This redefined intentionality should extend to the types of courses offered during Winter Term. Already some students are offered the opportunity to take MiddCORE, or classes with field trips to the Vermont State House or to museums and churches near and far. But we would love to see every class making use of the time available to include content that breaks free from the standard lecture, reading and discussion routine with which Middlebury students are so familiar. This can be accomplished without overburdening students with work outside of class and prioritizes the goal of different, not necessarily more, that can make J-term so powerful.

Unfortunately, some of the activities for which J-term is known (and loved) are prohibitively expensive for some. In the spirit of encouraging exploration, we would like to see the College lower the costs of J-Term workshops, and a make skiing at Rikert and the Snow Bowl more affordable to students on financial aid.

In addition to academics and outdoor activities, perhaps the most valuable part of J-term is the time it allows us to become better acquainted with ourselves and the roles we play in this community. This means finding time to take care of ourselves and tending to our relationships with others - priorities that are too often neglected during hectic semesters. Sending the message of self-care, exploration and engagement is important and one that can be backed with a financial change that shows students the value of taking full advantage of all the programming Middlebury has to offer.

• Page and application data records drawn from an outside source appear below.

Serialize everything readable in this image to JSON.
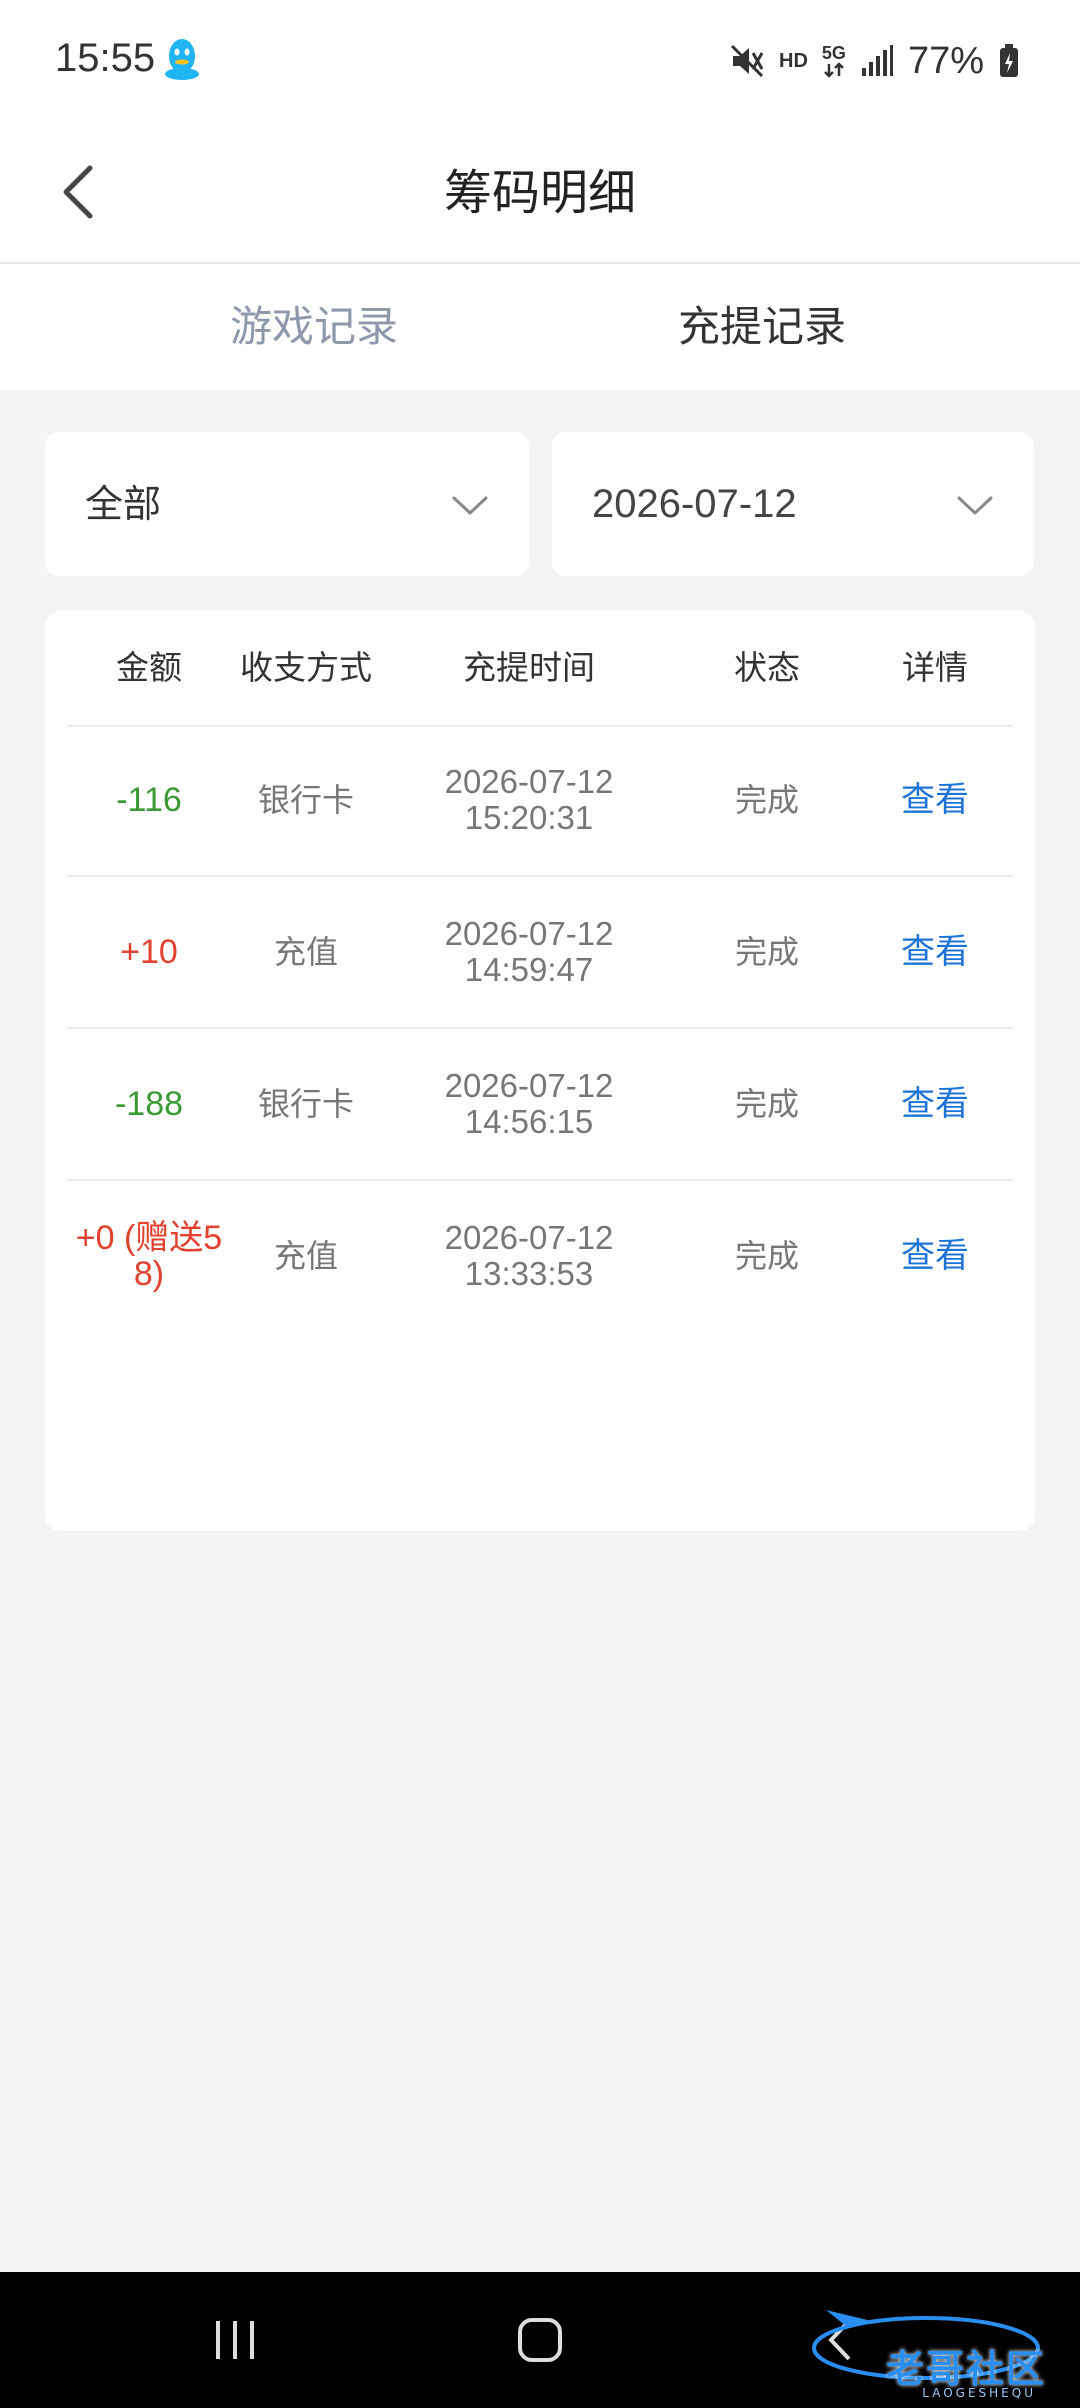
{
  "status_bar": {
    "time": "15:55",
    "network": "5G",
    "hd": "HD",
    "battery": "77%"
  },
  "header": {
    "title": "筹码明细"
  },
  "tabs": [
    {
      "label": "游戏记录",
      "active": false
    },
    {
      "label": "充提记录",
      "active": true
    }
  ],
  "filters": {
    "type": "全部",
    "date": "2026-07-12"
  },
  "table": {
    "columns": [
      "金额",
      "收支方式",
      "充提时间",
      "状态",
      "详情"
    ],
    "rows": [
      {
        "amount": "-116",
        "method": "银行卡",
        "date": "2026-07-12",
        "time": "15:20:31",
        "status": "完成",
        "detail": "查看"
      },
      {
        "amount": "+10",
        "method": "充值",
        "date": "2026-07-12",
        "time": "14:59:47",
        "status": "完成",
        "detail": "查看"
      },
      {
        "amount": "-188",
        "method": "银行卡",
        "date": "2026-07-12",
        "time": "14:56:15",
        "status": "完成",
        "detail": "查看"
      },
      {
        "amount": "+0 (赠送58)",
        "amount_line1": "+0 (赠送5",
        "amount_line2": "8)",
        "method": "充值",
        "date": "2026-07-12",
        "time": "13:33:53",
        "status": "完成",
        "detail": "查看"
      }
    ]
  },
  "watermark": {
    "text": "老哥社区",
    "sub": "LAOGESHEQU"
  },
  "colors": {
    "negative": "#3a9a35",
    "positive": "#e1412e",
    "link": "#1e73d6",
    "tab_inactive": "#8e98aa"
  }
}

J-term can be a chance to relax, catch up on Netflix and have days where we get nothing done. But let us choose to relax with intention. And if we choose not to relax, let us fully utilize the opportunities for creativity and spontaneity that J-term offers. We can look at our classes differently and rethink how we engage with the material we explore. We can choose the classes that truly intrigue us, rather than the ones that meet the least frequently. And if we do use our J-term with intention, we can return in the spring ready to take on whatever a full semester has in store.